Impact of Frying on Fatty Acid Profile and Rheological Behaviour of Some Vegetable Oils
- *Corresponding Author:
- Dr. Ashraf M. Sharoba
Food Science Department
Moshtohor Faculty of Agriculture
Benha University, Egypt
Tel: (20) 002 012 21463079
Fax: (20) 002 0132467786
E-mail: [email protected]
Received date: May 30, 2012; Accepted date: July 06, 2012; Published date: July 10, 2012
Citation: Sharoba AM, Ramadan MF (2012) Impact of Frying on Fatty Acid Profile and Rheological Behaviour of Some Vegetable Oils. J Food Process Technol 3:161. doi: 10.4172/2157-7110.1000161
Copyright: © 2013 Jung YG. This is an open-access article distributed under the terms of the Creative Commons Attribution License, which permits unrestricted use, distribution, and reproduction in any medium, provided the original author and source are credited.

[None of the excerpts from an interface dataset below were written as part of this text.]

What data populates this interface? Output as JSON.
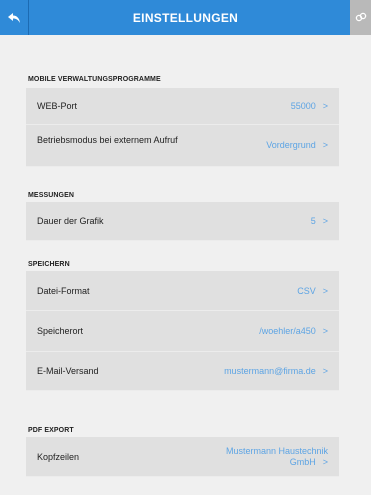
{
  "header": {
    "title": "EINSTELLUNGEN",
    "back_icon": "back-arrow-icon",
    "link_icon": "link-icon"
  },
  "colors": {
    "header_bg": "#2f8ad8",
    "value_text": "#5da4e4",
    "row_bg": "#e0e0e0",
    "page_bg": "#f0f0f0"
  },
  "sections": {
    "mobile": {
      "title": "MOBILE VERWALTUNGSPROGRAMME",
      "web_port": {
        "label": "WEB-Port",
        "value": "55000",
        "chevron": ">"
      },
      "betriebsmodus": {
        "label": "Betriebsmodus bei externem Aufruf",
        "value": "Vordergrund",
        "chevron": ">"
      }
    },
    "messungen": {
      "title": "MESSUNGEN",
      "dauer": {
        "label": "Dauer der Grafik",
        "value": "5",
        "chevron": ">"
      }
    },
    "speichern": {
      "title": "SPEICHERN",
      "dateiformat": {
        "label": "Datei-Format",
        "value": "CSV",
        "chevron": ">"
      },
      "speicherort": {
        "label": "Speicherort",
        "value": "/woehler/a450",
        "chevron": ">"
      },
      "email": {
        "label": "E-Mail-Versand",
        "value": "mustermann@firma.de",
        "chevron": ">"
      }
    },
    "pdf": {
      "title": "PDF EXPORT",
      "kopfzeilen": {
        "label": "Kopfzeilen",
        "value_line1": "Mustermann Haustechnik",
        "value_line2": "GmbH",
        "chevron": ">"
      }
    }
  }
}
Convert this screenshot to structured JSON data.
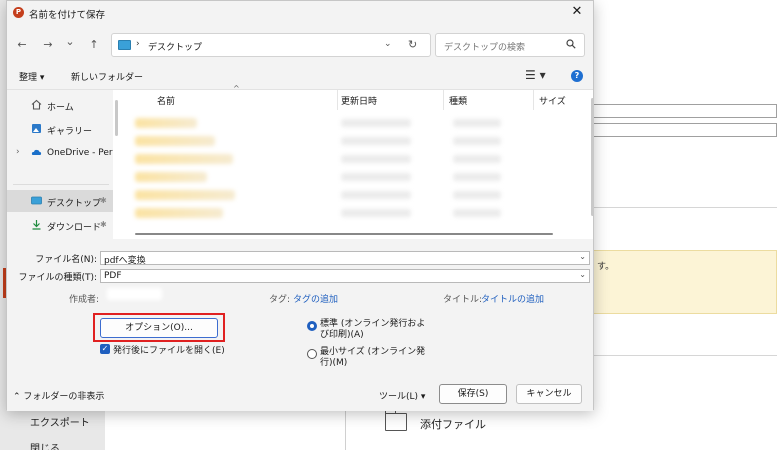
{
  "background": {
    "notice_text": "す。",
    "export_label": "エクスポート",
    "close_label": "閉じる",
    "attach_label": "添付ファイル"
  },
  "dialog": {
    "app_icon_letter": "P",
    "title": "名前を付けて保存",
    "close_glyph": "✕"
  },
  "nav": {
    "back_glyph": "←",
    "forward_glyph": "→",
    "recent_glyph": "⌄",
    "up_glyph": "↑",
    "address_separator": "›",
    "address_path": "デスクトップ",
    "address_dropdown_glyph": "⌄",
    "refresh_glyph": "↻",
    "search_placeholder": "デスクトップの検索"
  },
  "toolbar": {
    "organize_label": "整理 ▾",
    "new_folder_label": "新しいフォルダー",
    "view_glyph": "☰ ▾",
    "help_glyph": "?"
  },
  "sidebar": {
    "items": [
      {
        "label": "ホーム",
        "icon": "home-icon"
      },
      {
        "label": "ギャラリー",
        "icon": "gallery-icon"
      },
      {
        "label": "OneDrive - Perso",
        "icon": "cloud-icon"
      },
      {
        "label": "デスクトップ",
        "icon": "desktop-icon"
      },
      {
        "label": "ダウンロード",
        "icon": "download-icon"
      }
    ],
    "expand_glyph": "›",
    "pin_glyph": "📌"
  },
  "filelist": {
    "columns": [
      "名前",
      "更新日時",
      "種類",
      "サイズ"
    ],
    "sort_glyph": "^",
    "row_count": 6
  },
  "form": {
    "filename_label": "ファイル名(N):",
    "filename_value": "pdfへ変換",
    "filetype_label": "ファイルの種類(T):",
    "filetype_value": "PDF",
    "author_label": "作成者:",
    "tags_label": "タグ:",
    "tags_link": "タグの追加",
    "title_label": "タイトル:",
    "title_link": "タイトルの追加",
    "options_button": "オプション(O)...",
    "open_after_publish": "発行後にファイルを開く(E)",
    "radio_standard": "標準 (オンライン発行および印刷)(A)",
    "radio_minimum": "最小サイズ (オンライン発行)(M)",
    "hide_folders": "⌃  フォルダーの非表示",
    "tools_label": "ツール(L)    ▾",
    "save_button": "保存(S)",
    "cancel_button": "キャンセル",
    "checkmark": "✓"
  }
}
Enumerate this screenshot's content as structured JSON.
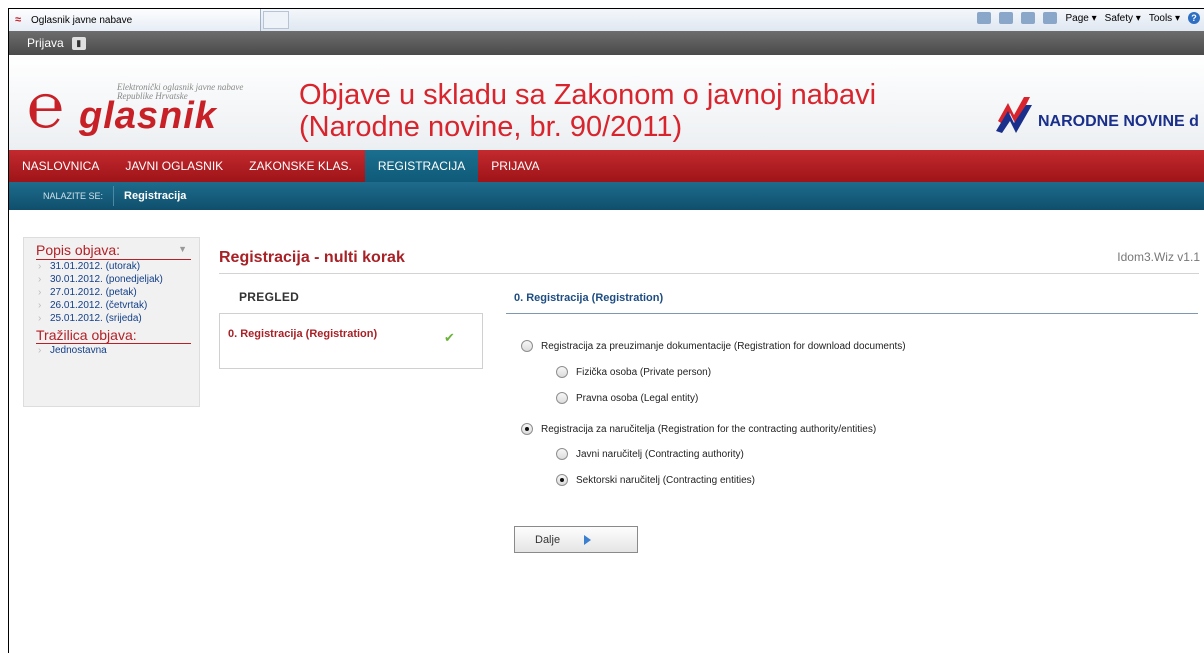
{
  "browser": {
    "tab_title": "Oglasnik javne nabave",
    "tools": [
      "Page",
      "Safety",
      "Tools"
    ]
  },
  "topbar": {
    "prijava": "Prijava"
  },
  "header": {
    "logo_word": "glasnik",
    "logo_sub": "Elektronički oglasnik javne nabave Republike Hrvatske",
    "title_line1": "Objave u skladu sa Zakonom o javnoj nabavi",
    "title_line2": "(Narodne novine, br. 90/2011)",
    "nn_text": "NARODNE NOVINE d"
  },
  "nav": [
    {
      "label": "NASLOVNICA"
    },
    {
      "label": "JAVNI OGLASNIK"
    },
    {
      "label": "ZAKONSKE KLAS."
    },
    {
      "label": "REGISTRACIJA"
    },
    {
      "label": "PRIJAVA"
    }
  ],
  "breadcrumb": {
    "label": "NALAZITE SE:",
    "current": "Registracija"
  },
  "sidebar": {
    "head1": "Popis objava:",
    "links": [
      "31.01.2012. (utorak)",
      "30.01.2012. (ponedjeljak)",
      "27.01.2012. (petak)",
      "26.01.2012. (četvrtak)",
      "25.01.2012. (srijeda)"
    ],
    "head2": "Tražilica objava:",
    "link2": "Jednostavna"
  },
  "main": {
    "title": "Registracija - nulti korak",
    "version": "Idom3.Wiz v1.1",
    "pregled": "PREGLED",
    "step": "0. Registracija (Registration)",
    "section_title": "0. Registracija (Registration)",
    "options": {
      "download": "Registracija za preuzimanje dokumentacije (Registration for download documents)",
      "private": "Fizička osoba (Private person)",
      "legal": "Pravna osoba (Legal entity)",
      "authority": "Registracija za naručitelja (Registration for the contracting authority/entities)",
      "public": "Javni naručitelj (Contracting authority)",
      "sector": "Sektorski naručitelj (Contracting entities)"
    },
    "next_button": "Dalje"
  }
}
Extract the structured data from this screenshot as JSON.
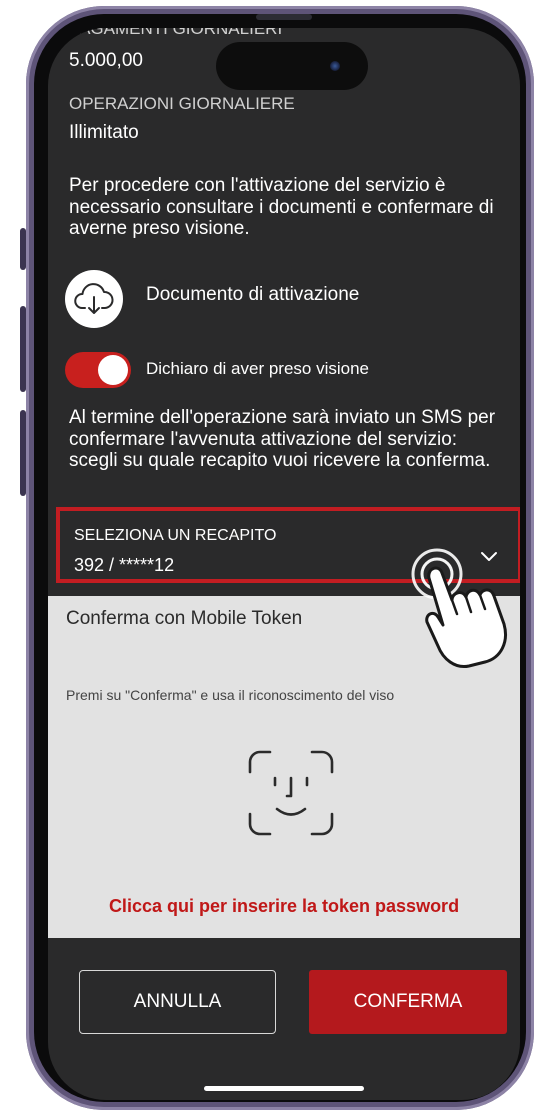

Rheological properties and fatty acid profile of sunflower oil (SO), cottonseed oil (CO) and palm olein (PO) during deep frying for 4, 8, 12 and 16 h were investigated. In the different systems, linoleic acid decreased while palmitic, stearic and oleic acids increased in the bath oil upon frying. The shear stress versus shear rate data was fitted to Newtonian, Bingham and Herschel-Bulkley rheological models. The flow behavior of fresh and used SO, CO and PO was measured at 25°C. All samples at zero time of frying (fresh oil) showed Newtonian behavior with correlation coefficients greater than 0.99 at 25°C and slight non-Newtonian behavior after 4, 8, 12 and 16 h of frying. Palm olein showed higher increase in viscosity in comparison to CO and SO. Rheological parameters of vegetables oils showed great changes, wherein the highest change in viscosity was recorded after 16 h of frying. Palm olein had higher flow behavior parameters than SO and CO. The increase in frying time caused an increase in K, ηB, τ0HB, τ0B, and η values, while the n values decreased with increasing the frying time. The viscosities of the vegetable oils were plotted against either C18:1 or C18:2 and there were highly positive correlations between them (R2 = 0.99). The temperature dependence of viscosity was studied by using the Arrhenius relationship and the activation energy indicates the sensitivity of the viscosity to the temperature change. The rheological parameters and viscosity measurements can provide a good overall estimate of frying oil quality.